The plot of the film follows Mary (you might recognize this name from such publications as the Bible) coming home to reconnect with her Priest father, whom the audience is aware from the opening scene is now a zombie, courtesy of Zombie Jesus. Unaware of this, Mary travels to her small Canadian town, where she runs over an elderly woman. In a joke eerily similar to one in Shaun of the Dead (truthfully, more of an antecedent than the aforementioned Eisenhower-era sci-fi flicks), Mary tries to help the senior citizen up, but to the shock of few, the old lady is actually a zombie. Luckily, Mary is saved by Isaac, who is described as the town's lone Jew (his parents have become Jews for Jesus/zombies), and he takes her back to his place to describe the situation in greater detail. Here, the film's methodology is explained, a scene found in any competent horror film, where the origin of Zombie Jesus is explicated. Now everyone knows that Jesus was crucified and came back three days later; what this movie presupposes is: "maybe he came back as a zombie." Deciding to take back the town from the undead, Mary and Isaac set off, crossbow and hammer in tow, to the town's church. There, they come to blows with brain-seeking churchgoers, and handle them with ease, before Zombie Jesus appears, in all of his holy evil glory. All of the townspeople transform back into humans, and Mary reconciles with her father. But after the denouement, Mary, back in her Toronto apartment takes a pregnancy test, and her worst fears are confirmed by testing positively for a cross, insinuating that the spawn of Zombie Jesus is in her stomach.

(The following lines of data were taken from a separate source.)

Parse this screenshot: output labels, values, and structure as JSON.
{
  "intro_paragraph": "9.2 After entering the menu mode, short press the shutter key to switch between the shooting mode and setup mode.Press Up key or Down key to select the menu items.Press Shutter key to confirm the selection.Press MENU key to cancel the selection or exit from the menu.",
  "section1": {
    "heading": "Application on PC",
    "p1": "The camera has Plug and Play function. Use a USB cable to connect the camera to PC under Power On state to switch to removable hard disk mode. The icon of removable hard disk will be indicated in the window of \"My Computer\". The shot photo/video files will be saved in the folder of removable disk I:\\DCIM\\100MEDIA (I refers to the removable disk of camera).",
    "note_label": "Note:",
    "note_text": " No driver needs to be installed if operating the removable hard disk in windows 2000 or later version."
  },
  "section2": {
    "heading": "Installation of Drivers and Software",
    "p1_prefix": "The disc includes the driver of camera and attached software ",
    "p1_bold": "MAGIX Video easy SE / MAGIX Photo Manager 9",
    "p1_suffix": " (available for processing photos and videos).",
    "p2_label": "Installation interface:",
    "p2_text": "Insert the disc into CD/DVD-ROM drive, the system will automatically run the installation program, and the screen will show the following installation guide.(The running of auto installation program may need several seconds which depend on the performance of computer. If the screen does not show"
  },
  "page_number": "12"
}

My first response to the film was "well, that was aimed directly at the heart(lands) of America." The rise of the Religious Right in the US has been one of the major social issues of the past decade, something that has troubled most liberals, mostly for the mob thinking inherent to the group. While a few films come to mind that touch on this issue (Jesus Camp), there's a surprising lack of material relating to this shift in religious/political climate, especially from US filmmakers. So when we, as Americans, can't look in the mirror long enough to find our flaws, the responsibility falls on our neighbors to the north. A Canadian production, the film avoids overt political reference to the Christian Right in the US, but instead makes a comment on the similar religious conservatism movement that has been growing in Canada since Prime Minister Stephen Harper took office in 2006. However, the metaphor at the center of the movie applies to any number of countries that have a vocal minority of conservative Christians. And that message is, of course, that faith is great, but blind faith turns you into a zombie, devoid of the ability to discuss your beliefs, only intent on changing those different into someone just like yourself, even if it takes a nibble on the cranium. The solution to the conservative Christian crisis is to believe again and not to follow everyone else, or at least that's the end result of the film's critique.
But what happens when a critique is flat and one-dimensional, instead of being multi-layered? Is there any actual new light shed on the state of America and the Religious Right? The film vaguely touches on Christian imagery (the crucifixion during the climax, the immaculate conception twist), but it becomes swept up in parodying horror films halfway through the film. Campy lines, gruesome action sequences, and a severe lack of time focused on the monstrosity that is Zombie Jesus leads to the viewer being somewhat perplexed by the non sequitur conclusion. Maybe it's because there's already been literature about Zombie Jesus before, but the film seems like it should be much more original and creative than it is. In the end, it aims for metaphorical filmmaking and entertains for moments here and there, but it instead falls into the trap of being a one-trick pony, where one joke that wasn't too funny to start with overextends its welcome by ten minutes, and forgets the punchline anyways.